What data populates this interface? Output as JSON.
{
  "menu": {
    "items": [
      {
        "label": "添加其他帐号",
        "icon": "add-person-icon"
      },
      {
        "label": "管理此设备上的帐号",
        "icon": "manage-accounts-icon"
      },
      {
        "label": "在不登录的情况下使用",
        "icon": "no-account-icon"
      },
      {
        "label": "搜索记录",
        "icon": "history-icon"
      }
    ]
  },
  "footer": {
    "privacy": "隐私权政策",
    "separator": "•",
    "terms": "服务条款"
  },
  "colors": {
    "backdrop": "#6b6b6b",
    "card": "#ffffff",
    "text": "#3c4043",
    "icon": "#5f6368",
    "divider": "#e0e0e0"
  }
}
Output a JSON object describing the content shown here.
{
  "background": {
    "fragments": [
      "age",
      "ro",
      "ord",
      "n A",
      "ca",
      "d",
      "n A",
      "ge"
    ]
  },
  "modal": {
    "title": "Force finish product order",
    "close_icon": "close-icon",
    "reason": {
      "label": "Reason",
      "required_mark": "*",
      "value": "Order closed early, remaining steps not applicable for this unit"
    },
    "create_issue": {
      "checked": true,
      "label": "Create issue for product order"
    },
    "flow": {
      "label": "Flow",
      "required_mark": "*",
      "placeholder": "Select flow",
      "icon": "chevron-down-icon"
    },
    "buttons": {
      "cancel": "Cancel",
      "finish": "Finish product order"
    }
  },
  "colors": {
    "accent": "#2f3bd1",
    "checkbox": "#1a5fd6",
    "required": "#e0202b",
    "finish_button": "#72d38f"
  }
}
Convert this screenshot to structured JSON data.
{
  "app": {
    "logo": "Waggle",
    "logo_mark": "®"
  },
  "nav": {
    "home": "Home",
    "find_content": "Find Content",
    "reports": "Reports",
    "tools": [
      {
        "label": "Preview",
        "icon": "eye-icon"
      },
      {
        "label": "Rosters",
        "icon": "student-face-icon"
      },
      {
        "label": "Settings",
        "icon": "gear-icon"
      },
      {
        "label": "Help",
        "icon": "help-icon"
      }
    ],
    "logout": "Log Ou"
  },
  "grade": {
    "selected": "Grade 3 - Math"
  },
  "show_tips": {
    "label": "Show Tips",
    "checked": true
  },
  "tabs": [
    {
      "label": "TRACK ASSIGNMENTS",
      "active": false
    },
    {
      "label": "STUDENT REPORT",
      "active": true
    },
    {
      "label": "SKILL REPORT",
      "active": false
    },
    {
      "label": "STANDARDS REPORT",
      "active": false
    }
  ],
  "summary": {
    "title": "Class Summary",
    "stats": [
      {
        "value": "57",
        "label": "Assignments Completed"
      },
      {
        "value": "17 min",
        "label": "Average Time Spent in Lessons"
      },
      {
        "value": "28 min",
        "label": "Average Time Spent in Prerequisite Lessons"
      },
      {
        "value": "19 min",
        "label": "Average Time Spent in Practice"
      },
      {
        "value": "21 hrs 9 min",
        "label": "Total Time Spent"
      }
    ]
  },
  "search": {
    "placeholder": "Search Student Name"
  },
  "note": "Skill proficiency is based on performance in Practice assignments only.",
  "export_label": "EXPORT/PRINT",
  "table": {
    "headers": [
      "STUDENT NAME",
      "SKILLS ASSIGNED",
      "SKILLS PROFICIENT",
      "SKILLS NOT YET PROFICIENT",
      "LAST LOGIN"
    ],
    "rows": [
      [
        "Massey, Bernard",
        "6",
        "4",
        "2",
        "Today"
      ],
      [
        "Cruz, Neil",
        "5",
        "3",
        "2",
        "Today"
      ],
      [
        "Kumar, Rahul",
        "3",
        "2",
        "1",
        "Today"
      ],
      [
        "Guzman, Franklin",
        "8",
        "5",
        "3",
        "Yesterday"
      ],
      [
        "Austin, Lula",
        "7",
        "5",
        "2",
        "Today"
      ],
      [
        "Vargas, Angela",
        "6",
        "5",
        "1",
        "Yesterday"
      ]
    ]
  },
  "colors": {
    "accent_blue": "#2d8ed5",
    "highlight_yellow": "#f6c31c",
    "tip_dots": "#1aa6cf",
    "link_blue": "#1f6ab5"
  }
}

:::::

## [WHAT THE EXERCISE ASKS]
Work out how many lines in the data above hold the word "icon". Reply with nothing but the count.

## [ANSWER FOR THE TASK]
11